Now here’s something that hasn’t changed much as the game has changed. Even though teams are scoring at a (much) faster pace, the runs per wicket has been largely steady. Barring some outliers (West Indies in the early days, Australia in the last 10 years), the average has barely increased from the upper 20’s to the low 30’s.

In both this chart and the runs per over, Sri Lanka’s progress between say 1983 and 1996 has been the most dramatic. On this chart, Sri Lanka goes from about 18 in 1984 to 38 in 1997. Of note: Australia crossed 50 runs per wicket in 2001.

Also, look how the mighty have fallen. West Indies dominates every chart here for the first decade and then drops off the map.
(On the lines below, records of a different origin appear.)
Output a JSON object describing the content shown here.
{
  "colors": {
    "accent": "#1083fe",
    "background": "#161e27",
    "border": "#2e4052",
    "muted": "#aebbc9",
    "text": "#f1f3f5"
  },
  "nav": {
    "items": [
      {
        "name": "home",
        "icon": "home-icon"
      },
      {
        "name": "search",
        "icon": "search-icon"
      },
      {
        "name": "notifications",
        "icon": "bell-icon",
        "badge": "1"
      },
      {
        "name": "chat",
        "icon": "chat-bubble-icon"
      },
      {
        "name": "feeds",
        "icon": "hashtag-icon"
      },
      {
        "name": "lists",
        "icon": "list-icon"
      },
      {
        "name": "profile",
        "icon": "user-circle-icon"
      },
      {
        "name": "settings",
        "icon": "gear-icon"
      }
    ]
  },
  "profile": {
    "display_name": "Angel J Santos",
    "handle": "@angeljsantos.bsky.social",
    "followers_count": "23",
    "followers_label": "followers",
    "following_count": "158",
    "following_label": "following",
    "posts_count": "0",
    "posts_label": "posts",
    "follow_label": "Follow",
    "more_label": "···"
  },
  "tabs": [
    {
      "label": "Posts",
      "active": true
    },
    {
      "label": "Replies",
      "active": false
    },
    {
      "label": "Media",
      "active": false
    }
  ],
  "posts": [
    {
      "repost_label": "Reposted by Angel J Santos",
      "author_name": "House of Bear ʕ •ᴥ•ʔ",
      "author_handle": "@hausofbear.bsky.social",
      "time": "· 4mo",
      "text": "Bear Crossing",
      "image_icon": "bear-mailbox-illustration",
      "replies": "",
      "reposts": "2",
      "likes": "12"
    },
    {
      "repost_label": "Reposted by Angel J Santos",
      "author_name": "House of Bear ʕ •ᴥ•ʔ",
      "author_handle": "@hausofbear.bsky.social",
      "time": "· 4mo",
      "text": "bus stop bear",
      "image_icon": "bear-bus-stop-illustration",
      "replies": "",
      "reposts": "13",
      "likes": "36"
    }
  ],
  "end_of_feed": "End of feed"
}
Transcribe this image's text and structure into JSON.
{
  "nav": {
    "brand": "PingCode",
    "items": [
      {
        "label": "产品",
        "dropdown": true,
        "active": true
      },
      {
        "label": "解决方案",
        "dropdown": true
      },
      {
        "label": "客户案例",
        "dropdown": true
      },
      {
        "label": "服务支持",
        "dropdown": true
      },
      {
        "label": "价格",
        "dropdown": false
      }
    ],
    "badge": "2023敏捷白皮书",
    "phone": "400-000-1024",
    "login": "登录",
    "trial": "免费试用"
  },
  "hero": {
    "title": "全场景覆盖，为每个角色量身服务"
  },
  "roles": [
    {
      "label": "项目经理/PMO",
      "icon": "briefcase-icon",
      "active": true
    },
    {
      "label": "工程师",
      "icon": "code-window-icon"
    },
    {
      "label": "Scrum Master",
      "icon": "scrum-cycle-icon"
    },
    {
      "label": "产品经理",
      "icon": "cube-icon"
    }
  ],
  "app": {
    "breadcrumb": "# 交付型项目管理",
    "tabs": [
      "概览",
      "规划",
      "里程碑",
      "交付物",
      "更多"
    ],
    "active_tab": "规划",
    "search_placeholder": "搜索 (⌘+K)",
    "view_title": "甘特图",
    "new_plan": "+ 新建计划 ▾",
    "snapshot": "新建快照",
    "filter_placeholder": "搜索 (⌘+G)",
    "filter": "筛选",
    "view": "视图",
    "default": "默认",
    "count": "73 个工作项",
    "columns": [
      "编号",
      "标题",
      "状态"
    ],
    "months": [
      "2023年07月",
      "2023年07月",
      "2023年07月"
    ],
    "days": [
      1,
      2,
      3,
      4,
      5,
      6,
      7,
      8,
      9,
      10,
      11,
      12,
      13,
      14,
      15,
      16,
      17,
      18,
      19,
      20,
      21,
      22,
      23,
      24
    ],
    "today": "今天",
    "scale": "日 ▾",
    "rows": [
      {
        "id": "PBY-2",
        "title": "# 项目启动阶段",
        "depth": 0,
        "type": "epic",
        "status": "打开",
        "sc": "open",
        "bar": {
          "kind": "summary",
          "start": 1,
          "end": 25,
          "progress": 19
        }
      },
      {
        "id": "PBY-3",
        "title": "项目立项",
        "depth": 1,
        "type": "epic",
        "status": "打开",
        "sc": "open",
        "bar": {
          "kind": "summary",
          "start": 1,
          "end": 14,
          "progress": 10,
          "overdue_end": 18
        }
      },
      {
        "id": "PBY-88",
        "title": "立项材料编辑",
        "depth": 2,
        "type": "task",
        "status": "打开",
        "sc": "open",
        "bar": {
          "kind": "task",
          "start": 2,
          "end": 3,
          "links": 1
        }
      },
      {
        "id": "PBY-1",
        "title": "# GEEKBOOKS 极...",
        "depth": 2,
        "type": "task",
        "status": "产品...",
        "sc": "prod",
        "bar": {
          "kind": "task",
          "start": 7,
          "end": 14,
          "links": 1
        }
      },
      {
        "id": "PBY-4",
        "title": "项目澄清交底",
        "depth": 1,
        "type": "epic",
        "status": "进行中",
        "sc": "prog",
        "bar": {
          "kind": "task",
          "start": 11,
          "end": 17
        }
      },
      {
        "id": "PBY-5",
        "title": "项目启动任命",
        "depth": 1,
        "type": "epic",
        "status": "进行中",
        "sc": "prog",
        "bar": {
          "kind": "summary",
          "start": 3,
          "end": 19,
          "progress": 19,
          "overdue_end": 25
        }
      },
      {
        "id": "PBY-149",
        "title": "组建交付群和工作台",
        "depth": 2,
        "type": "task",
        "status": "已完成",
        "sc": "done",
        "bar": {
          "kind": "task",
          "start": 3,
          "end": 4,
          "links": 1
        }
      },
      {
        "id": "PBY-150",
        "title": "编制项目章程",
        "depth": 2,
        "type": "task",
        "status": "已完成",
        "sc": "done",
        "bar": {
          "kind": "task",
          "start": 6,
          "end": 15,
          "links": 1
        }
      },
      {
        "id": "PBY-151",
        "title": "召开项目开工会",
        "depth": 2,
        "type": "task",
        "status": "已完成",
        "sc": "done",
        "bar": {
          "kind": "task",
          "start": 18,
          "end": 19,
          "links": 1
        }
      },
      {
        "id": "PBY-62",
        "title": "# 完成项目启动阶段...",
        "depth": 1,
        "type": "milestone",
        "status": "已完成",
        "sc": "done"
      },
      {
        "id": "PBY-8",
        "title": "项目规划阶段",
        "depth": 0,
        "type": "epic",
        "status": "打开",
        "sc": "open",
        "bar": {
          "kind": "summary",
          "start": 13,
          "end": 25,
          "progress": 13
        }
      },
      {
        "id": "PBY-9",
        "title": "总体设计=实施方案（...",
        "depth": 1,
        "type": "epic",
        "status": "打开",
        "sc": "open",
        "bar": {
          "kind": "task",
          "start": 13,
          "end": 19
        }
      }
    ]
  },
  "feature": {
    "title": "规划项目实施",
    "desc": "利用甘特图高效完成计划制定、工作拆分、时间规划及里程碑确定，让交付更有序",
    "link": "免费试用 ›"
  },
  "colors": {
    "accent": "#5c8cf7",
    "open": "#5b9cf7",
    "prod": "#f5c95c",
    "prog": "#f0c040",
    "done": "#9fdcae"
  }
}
Finally, the era of Aussie dominance ended in 2008- the orange dot on all three charts falls from the top that year.

World Cup 2011: Matches Among Top 8 Teams:
Side Batting First: 29.58 Runs per Wicket
Side Batting Second: 31.61 Runs per Wicket
Overall: 30.49

Average per wicket per year in One Day History

Average per wicket per year in One Day History (click for larger version)

In the next installment, I will present three charts on how the balance of power in one day internationals has changed over 40 years.


  • Only the top eight teams (no Zimbabwe, no Bangladesh) have been considered.
  • The runs per over are for the entire year, with each dot representing a different team.
  • The runs per wicket are for the entire year, with each dot representing a different team.
  • The highest score is the highest score for a particular team in that year.
  • The color code for each country is consistent across all charts.
  • Statistics until the end of 2010 are reflected in the charts.